As our class of seniors begins our final chapter at CHS, it seems that whatever we do, wherever we go, we cannot escape a certain question, THE question, the six words every student dreads hearing: “Where are you going to college?”
For many of us, most of our waking hours are already consumed by preparation for collegiate life. As standardized testing, college essays and applications build on already packed schedules, it’s not hard to go a little insane. We know we are already feeling the effects, and we just got back to school.
The rising pressure that comes with the college search only exacerbates the problem of the hyper-competitive environment that exists within the walls of CHS. Clayton is notorious for its academic excellence. A large emphasis is placed on achieving a “4.0 GPA” and a perfect 36 on the ACT. Instead of going through high school as a student, ready to learn and explore, we are boiled down to a seemingly significant statistic that will supposedly determine the rest of our lives. But what’s the real reward for a number on a 10-cent piece of paper? Hopefully it’s more than a sticker. But the negative toll this hike to perfection takes on our physical and mental health doesn’t always seem worth it.
It seems that everything we do is to impress a certain college, not for our own benefit. When walking through the halls, phrases such as “this class will look great on your college application,” can be heard. What’s the point of taking a certain class if a college (that we probably won’t even go to) doesn’t care if I take it? The true purpose of the high school train, to learn, has derailed.
It’s at times like these when we think it’s important to think back to the old, extremely relevant (and cliche) adage: It’s not about the destination, it’s about the journey.
We still have a whole year of high school left, but in our eagerness to transition to college we rarely find time to stop and smell the roses. This is our last year at CHS, a place that has served to mold us into brighter students and better people. The skills we have learned and positive habits we have developed will benefit us far into the future. But when GPA becomes more important than this learning and self-development, when students lose sight of the ultimate goal of growing as a person, a problem emerges.
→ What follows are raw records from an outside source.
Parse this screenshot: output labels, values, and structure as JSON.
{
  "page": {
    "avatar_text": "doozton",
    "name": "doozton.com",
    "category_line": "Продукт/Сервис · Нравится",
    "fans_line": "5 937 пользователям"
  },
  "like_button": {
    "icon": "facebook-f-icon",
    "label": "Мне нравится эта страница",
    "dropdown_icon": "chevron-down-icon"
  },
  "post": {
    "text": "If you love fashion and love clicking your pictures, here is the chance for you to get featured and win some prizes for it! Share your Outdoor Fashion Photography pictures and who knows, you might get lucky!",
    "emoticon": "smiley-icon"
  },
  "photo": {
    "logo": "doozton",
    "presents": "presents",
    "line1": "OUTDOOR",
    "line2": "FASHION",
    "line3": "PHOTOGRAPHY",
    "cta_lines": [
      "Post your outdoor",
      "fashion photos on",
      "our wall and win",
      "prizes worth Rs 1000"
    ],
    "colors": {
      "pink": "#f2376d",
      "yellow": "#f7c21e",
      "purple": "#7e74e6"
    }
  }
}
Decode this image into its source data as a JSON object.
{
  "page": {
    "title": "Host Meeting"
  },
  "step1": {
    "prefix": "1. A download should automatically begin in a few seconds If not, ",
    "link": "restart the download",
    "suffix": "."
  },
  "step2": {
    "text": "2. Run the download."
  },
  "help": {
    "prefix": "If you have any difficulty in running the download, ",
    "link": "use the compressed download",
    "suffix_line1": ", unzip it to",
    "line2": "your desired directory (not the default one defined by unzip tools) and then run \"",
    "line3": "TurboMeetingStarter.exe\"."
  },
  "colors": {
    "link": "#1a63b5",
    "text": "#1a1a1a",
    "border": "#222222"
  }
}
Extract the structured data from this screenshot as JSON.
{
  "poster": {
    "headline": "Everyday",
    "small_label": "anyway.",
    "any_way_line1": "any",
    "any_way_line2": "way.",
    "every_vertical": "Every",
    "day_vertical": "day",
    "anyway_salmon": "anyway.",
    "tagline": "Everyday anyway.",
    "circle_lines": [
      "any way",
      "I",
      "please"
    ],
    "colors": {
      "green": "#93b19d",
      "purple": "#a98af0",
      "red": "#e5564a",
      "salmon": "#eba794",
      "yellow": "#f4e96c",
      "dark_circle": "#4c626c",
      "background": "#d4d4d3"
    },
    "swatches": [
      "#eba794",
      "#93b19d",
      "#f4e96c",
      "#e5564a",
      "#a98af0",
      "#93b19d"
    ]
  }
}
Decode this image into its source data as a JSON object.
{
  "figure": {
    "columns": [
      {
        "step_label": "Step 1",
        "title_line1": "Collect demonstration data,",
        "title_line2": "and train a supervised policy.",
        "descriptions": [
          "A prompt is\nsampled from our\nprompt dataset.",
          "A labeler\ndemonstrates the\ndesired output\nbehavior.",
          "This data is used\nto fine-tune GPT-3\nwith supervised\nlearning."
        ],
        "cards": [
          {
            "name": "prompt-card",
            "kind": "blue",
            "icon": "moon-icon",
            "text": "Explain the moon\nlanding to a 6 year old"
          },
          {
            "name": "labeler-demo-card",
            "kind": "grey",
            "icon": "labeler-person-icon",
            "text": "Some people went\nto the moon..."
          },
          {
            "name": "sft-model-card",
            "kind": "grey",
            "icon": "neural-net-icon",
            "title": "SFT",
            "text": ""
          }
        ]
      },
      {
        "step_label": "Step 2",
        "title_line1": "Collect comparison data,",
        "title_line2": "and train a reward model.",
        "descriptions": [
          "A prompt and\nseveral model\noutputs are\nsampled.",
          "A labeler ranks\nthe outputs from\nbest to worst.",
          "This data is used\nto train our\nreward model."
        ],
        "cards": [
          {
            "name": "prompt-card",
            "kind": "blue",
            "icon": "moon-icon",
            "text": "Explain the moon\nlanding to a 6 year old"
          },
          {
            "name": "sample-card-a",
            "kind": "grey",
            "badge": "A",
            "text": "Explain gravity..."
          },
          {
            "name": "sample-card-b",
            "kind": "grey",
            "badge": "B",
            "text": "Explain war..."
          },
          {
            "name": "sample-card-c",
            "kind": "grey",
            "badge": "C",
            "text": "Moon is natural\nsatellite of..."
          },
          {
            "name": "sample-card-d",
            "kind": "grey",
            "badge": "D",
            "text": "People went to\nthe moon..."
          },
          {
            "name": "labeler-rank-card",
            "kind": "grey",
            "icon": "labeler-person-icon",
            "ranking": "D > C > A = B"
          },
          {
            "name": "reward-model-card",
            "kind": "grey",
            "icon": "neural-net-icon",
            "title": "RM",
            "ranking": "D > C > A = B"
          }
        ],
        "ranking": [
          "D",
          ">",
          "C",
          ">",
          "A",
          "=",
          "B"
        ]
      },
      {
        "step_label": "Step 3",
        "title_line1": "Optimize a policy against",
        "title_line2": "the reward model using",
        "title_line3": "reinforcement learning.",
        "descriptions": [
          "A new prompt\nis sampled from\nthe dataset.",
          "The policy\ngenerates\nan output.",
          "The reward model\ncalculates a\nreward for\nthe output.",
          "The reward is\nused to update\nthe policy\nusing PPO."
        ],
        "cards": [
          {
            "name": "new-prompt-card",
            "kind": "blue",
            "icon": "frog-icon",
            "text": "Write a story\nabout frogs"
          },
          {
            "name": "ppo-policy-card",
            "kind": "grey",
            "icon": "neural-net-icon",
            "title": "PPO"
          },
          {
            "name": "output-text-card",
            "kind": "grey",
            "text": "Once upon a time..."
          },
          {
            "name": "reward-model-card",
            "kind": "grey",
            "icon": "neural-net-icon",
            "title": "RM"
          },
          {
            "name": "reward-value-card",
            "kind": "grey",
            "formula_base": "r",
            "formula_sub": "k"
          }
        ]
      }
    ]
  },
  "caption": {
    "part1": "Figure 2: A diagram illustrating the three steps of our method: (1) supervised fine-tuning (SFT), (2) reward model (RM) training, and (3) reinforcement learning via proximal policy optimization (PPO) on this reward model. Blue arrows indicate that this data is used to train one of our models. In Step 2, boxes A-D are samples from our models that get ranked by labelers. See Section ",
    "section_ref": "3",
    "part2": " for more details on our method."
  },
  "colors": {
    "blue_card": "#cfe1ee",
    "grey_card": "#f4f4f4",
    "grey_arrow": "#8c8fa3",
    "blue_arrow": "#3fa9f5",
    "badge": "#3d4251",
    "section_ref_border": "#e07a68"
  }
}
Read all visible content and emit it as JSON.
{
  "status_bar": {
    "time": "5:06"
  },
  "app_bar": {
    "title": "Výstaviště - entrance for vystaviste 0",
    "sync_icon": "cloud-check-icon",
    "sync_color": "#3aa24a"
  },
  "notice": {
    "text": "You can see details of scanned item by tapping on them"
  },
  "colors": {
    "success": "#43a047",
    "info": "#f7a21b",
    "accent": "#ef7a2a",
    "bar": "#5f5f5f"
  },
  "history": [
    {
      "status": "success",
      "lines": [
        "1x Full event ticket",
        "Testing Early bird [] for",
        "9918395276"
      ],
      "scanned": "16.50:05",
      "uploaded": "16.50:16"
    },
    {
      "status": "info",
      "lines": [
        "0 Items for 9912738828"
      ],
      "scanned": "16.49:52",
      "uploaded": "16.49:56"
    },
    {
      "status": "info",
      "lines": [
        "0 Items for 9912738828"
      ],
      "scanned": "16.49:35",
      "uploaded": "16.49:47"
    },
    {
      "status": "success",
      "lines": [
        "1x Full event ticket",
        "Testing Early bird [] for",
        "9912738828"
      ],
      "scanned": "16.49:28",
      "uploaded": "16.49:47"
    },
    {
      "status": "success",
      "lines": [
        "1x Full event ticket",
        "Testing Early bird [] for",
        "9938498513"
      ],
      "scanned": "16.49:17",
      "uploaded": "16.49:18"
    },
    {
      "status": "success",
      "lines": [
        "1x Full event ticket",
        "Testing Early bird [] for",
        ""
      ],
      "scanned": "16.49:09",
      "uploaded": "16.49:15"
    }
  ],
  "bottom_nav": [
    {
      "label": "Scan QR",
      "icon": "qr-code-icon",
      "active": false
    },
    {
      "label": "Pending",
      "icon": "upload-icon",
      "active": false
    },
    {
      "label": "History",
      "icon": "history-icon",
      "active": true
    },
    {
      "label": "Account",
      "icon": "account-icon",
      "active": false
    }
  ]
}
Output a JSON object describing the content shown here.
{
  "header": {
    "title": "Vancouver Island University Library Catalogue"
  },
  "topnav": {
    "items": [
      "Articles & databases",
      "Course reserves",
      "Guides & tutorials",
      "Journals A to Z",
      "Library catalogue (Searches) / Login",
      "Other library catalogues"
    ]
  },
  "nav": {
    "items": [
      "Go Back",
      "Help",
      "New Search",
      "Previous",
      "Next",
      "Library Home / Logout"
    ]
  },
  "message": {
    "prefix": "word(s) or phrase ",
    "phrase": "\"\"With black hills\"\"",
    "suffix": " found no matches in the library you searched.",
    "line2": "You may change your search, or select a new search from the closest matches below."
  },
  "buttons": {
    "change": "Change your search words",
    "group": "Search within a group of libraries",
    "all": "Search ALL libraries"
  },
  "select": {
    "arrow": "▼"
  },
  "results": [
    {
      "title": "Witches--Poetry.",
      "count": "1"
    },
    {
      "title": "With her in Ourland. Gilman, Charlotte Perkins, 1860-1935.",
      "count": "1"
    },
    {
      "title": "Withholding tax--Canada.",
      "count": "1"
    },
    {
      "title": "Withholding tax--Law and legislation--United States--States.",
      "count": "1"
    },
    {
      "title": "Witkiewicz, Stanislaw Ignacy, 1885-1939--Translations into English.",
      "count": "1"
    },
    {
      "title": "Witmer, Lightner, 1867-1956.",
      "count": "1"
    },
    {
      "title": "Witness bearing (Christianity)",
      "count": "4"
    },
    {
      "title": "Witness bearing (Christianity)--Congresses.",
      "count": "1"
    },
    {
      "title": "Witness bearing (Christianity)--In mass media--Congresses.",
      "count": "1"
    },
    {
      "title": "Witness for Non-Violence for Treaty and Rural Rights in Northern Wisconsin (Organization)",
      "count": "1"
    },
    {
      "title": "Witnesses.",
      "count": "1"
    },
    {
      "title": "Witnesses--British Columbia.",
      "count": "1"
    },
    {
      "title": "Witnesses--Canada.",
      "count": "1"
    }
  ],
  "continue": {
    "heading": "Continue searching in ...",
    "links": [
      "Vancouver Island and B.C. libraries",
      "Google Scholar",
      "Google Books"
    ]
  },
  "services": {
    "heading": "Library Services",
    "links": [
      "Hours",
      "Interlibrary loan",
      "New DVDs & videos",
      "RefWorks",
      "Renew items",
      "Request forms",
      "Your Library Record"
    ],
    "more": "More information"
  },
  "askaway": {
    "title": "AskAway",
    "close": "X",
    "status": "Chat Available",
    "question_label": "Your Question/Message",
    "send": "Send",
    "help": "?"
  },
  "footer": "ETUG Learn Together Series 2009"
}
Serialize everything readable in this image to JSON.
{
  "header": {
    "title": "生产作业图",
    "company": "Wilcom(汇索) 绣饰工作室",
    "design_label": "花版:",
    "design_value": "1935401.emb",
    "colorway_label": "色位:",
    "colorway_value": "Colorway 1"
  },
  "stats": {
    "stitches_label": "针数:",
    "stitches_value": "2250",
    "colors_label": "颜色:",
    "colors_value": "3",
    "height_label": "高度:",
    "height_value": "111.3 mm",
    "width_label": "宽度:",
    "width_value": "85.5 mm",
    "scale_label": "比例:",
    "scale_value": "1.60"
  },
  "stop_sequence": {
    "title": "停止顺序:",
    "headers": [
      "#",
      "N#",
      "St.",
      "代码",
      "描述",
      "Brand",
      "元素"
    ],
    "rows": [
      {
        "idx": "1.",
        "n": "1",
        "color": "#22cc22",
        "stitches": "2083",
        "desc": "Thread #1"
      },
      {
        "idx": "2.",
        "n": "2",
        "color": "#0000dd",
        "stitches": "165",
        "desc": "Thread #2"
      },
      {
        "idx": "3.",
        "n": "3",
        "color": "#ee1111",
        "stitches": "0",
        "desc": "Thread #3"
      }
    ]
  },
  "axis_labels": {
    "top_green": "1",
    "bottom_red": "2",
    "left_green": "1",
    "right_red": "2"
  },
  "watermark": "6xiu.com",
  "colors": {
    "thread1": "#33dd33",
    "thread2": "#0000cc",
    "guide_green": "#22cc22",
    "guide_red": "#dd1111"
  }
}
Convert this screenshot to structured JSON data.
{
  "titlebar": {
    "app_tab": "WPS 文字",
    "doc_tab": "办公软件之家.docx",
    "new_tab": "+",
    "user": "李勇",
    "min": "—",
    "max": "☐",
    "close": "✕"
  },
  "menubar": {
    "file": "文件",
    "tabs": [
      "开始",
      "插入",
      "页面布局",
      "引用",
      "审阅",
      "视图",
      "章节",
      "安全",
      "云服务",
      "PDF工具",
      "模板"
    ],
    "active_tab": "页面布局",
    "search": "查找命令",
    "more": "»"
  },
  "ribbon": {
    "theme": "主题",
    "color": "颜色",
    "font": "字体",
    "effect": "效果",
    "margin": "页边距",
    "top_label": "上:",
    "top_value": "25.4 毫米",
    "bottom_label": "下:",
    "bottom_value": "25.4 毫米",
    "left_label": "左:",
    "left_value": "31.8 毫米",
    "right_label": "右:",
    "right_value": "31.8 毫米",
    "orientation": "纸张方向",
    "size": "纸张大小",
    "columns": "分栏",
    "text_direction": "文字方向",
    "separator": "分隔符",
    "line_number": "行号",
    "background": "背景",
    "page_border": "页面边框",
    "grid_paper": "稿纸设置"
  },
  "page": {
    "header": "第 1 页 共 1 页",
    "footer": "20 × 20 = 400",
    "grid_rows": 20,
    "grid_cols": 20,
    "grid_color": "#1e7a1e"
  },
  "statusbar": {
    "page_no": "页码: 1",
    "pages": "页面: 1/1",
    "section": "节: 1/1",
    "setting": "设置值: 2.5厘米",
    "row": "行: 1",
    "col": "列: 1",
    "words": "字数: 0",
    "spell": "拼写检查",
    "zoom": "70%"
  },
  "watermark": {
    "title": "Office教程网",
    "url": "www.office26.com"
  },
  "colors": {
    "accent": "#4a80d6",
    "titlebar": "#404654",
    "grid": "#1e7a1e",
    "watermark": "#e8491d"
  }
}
In our three years here, there have been ups and downs. We are writing from experience, as we know we have fallen victim to this desire for perfection multiple times before. And that is the moment when stress really starts to take over.
The solution? Stop, take a deep breath, and ask yourself a few simple questions. If you are in high school just to get the grade, how will college be different? Are you ready to spend upwards of $50,000 a year on a GPA?
As we have realized over these formative years, the most important thing you can learn is just that: how to learn. As we are sure you have heard before, the college that you go to matters a lot less than what you do while you’re there, stepping out of your comfort zone to take advantage of opportunities and to make connections. And what better time to start getting uncomfortable than now?
Here’s to a year of learning just for the heck of it.